sylvain boyer creates most eco-friendly green hue


green is the hue most associated with life, nature, and energy, serving as a vibrant symbol of the environmental movement and healthy living. however, it turns out that green is not even the most ‘eco-friendly’ color (blue is). in fact, green ink —which is widely used to signify environmentally-friendly products— is actually toxic. 


with this in mind, french designer sylvain boyer has created ‘eco-green,’ an ink that consumes less ink than other greens and could be effectively used in future ecobranding campaigns. 

sylvain boyer creates 'greenest green' ink that consumes less ink than other greens

all images courtesy of sylvain boyer



sylvain boyer’s ecobranding campaign


sylvain boyer has started several ecobranding projects which include redesigning the logos of famous brands like mcdonalds, coca cola, or even the olympic games. by using fewer solid colors, less inked is used, and hence less consumption is involved. thanks to boyer’s tweaks, ink savings ranging from 10 to 39 percent have been achieved.

‘greenest green’ can be found among a color chart of 167 eco-friendly hues, which is designed by the french designer and can easily be added to adobe illustrator and photoshop for use. this ecobranding CMYK guide is an open-source color tool that features 167 CMYK colors that limit the ink consumption used for four-color printing.

sylvain boyer creates 'greenest green' ink that consumes less ink than other greens



ink, paper, and energy-saving hues

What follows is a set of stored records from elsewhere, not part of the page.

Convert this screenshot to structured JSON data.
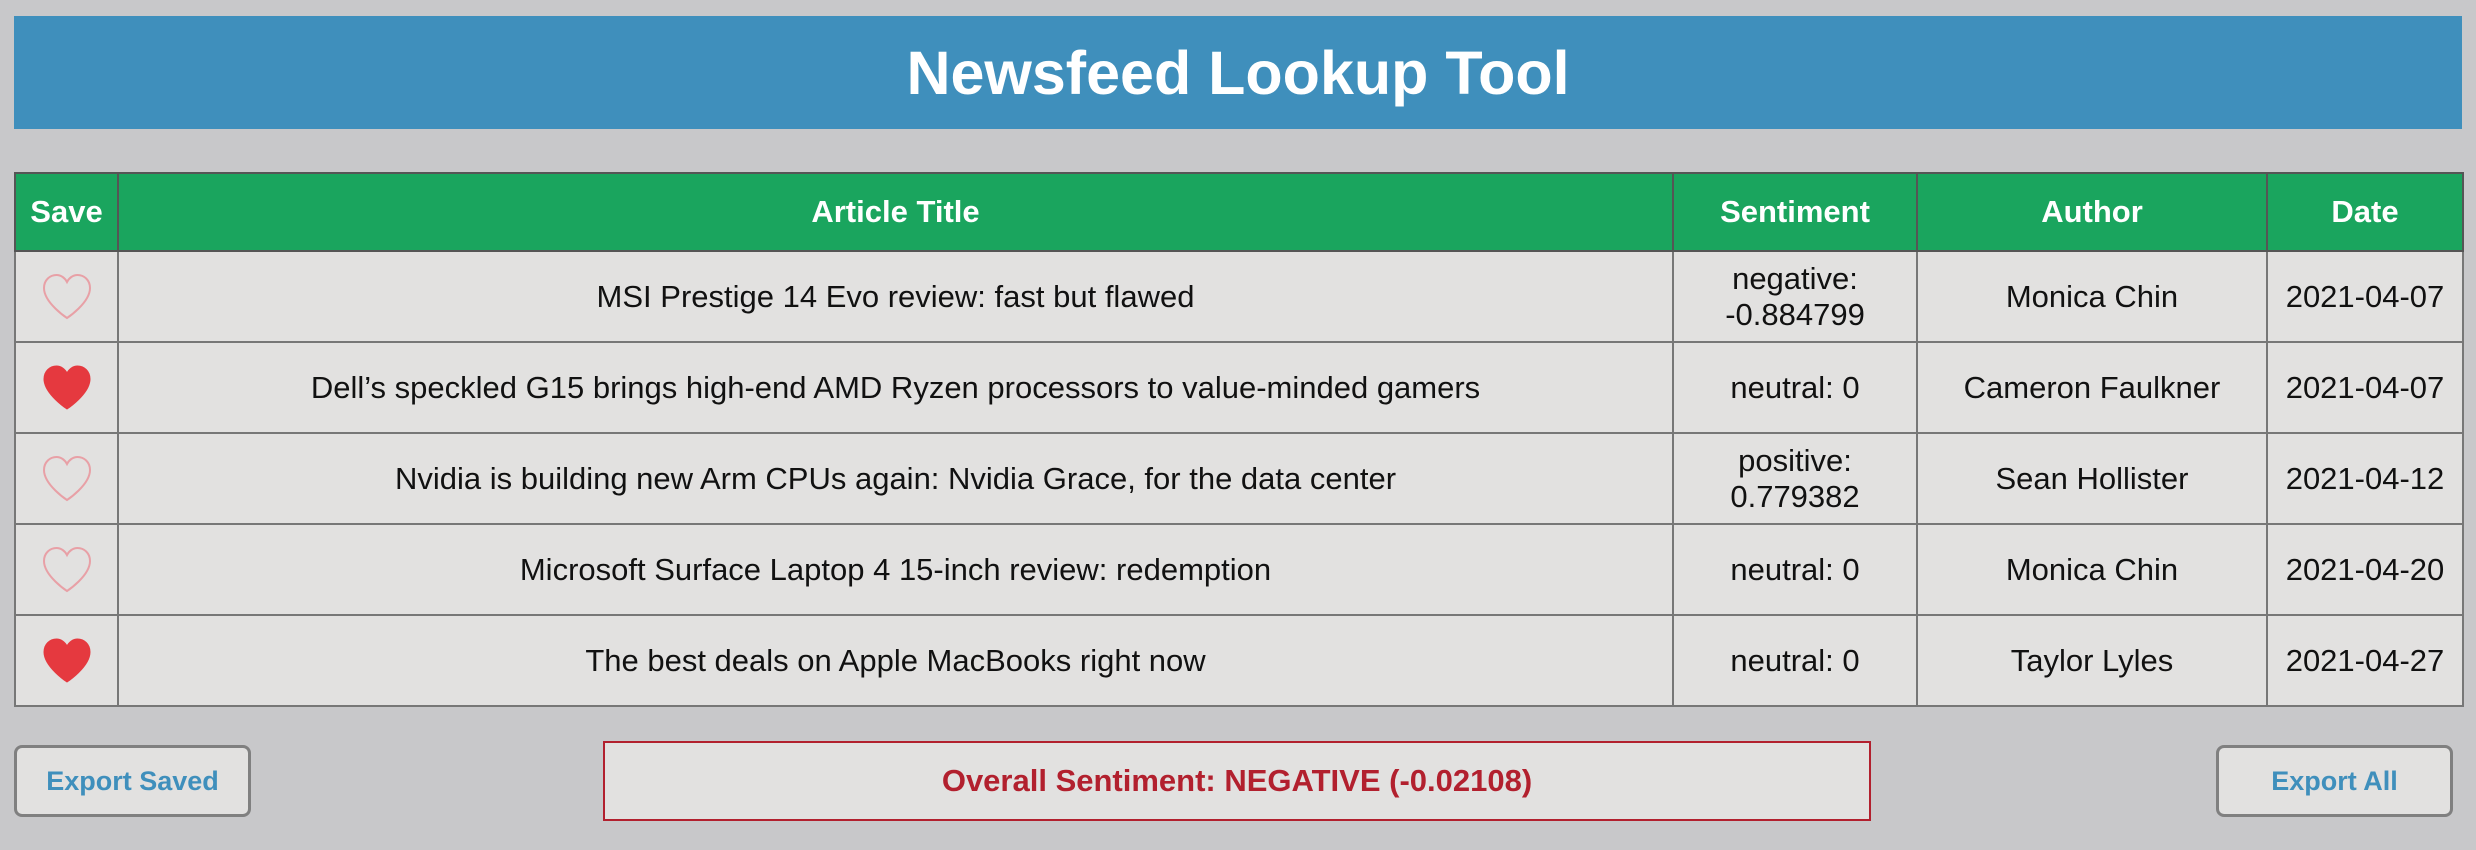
{
  "header": {
    "title": "Newsfeed Lookup Tool"
  },
  "table": {
    "columns": [
      "Save",
      "Article Title",
      "Sentiment",
      "Author",
      "Date"
    ],
    "rows": [
      {
        "saved": false,
        "title": "MSI Prestige 14 Evo review: fast but flawed",
        "sentiment_line1": "negative:",
        "sentiment_line2": "-0.884799",
        "author": "Monica Chin",
        "date": "2021-04-07"
      },
      {
        "saved": true,
        "title": "Dell’s speckled G15 brings high-end AMD Ryzen processors to value-minded gamers",
        "sentiment_line1": "neutral: 0",
        "sentiment_line2": "",
        "author": "Cameron Faulkner",
        "date": "2021-04-07"
      },
      {
        "saved": false,
        "title": "Nvidia is building new Arm CPUs again: Nvidia Grace, for the data center",
        "sentiment_line1": "positive:",
        "sentiment_line2": "0.779382",
        "author": "Sean Hollister",
        "date": "2021-04-12"
      },
      {
        "saved": false,
        "title": "Microsoft Surface Laptop 4 15-inch review: redemption",
        "sentiment_line1": "neutral: 0",
        "sentiment_line2": "",
        "author": "Monica Chin",
        "date": "2021-04-20"
      },
      {
        "saved": true,
        "title": "The best deals on Apple MacBooks right now",
        "sentiment_line1": "neutral: 0",
        "sentiment_line2": "",
        "author": "Taylor Lyles",
        "date": "2021-04-27"
      }
    ]
  },
  "footer": {
    "export_saved_label": "Export Saved",
    "export_all_label": "Export All",
    "overall_sentiment": "Overall Sentiment: NEGATIVE (-0.02108)"
  },
  "colors": {
    "header_bg": "#3f8fbc",
    "table_header_bg": "#1aa55e",
    "heart_filled": "#e5393f",
    "heart_outline": "#e8a0a6",
    "overall_text": "#b2202e",
    "button_text": "#3f8fbc"
  },
  "icons": {
    "saved": "heart-filled-icon",
    "unsaved": "heart-outline-icon"
  }
}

in printing, not all colors use the same amount of ink, paper nor energy. as an example, printing red colors uses twice the amount of ink as printing black colors. meanwhile, in printing, the maximum total ink coverage is 300%; for recycled paper it can be 270%. ‘if you print a strong green like ‘forest green, you must use thick paper to avoid drying and staining problems, conversely, if you print using a lighter green such as ‘light green’, you can reduce your paper consumption by using thinner paper’ boyer explains. 


what’s more, inkjet printers use print heads that go back and forth in order to project ink droplets onto paper. all these trips consume energy. boyer and his team have found (without official studies) that for a color with a high total ink coverage the print head makes more trips than for a color with a low total ink coverage. the color with a higher total ink coverage will therefore consume more energy. bearing all these in mind, the ecobranding specialist has launched ‘greenest green’, along with the rest of the eco-friencldy hues, that you can find here


french designer creates 'greenest green' ink that consumes less ink than other greens



project info: 


name: greenest green
designer: sylvain boyer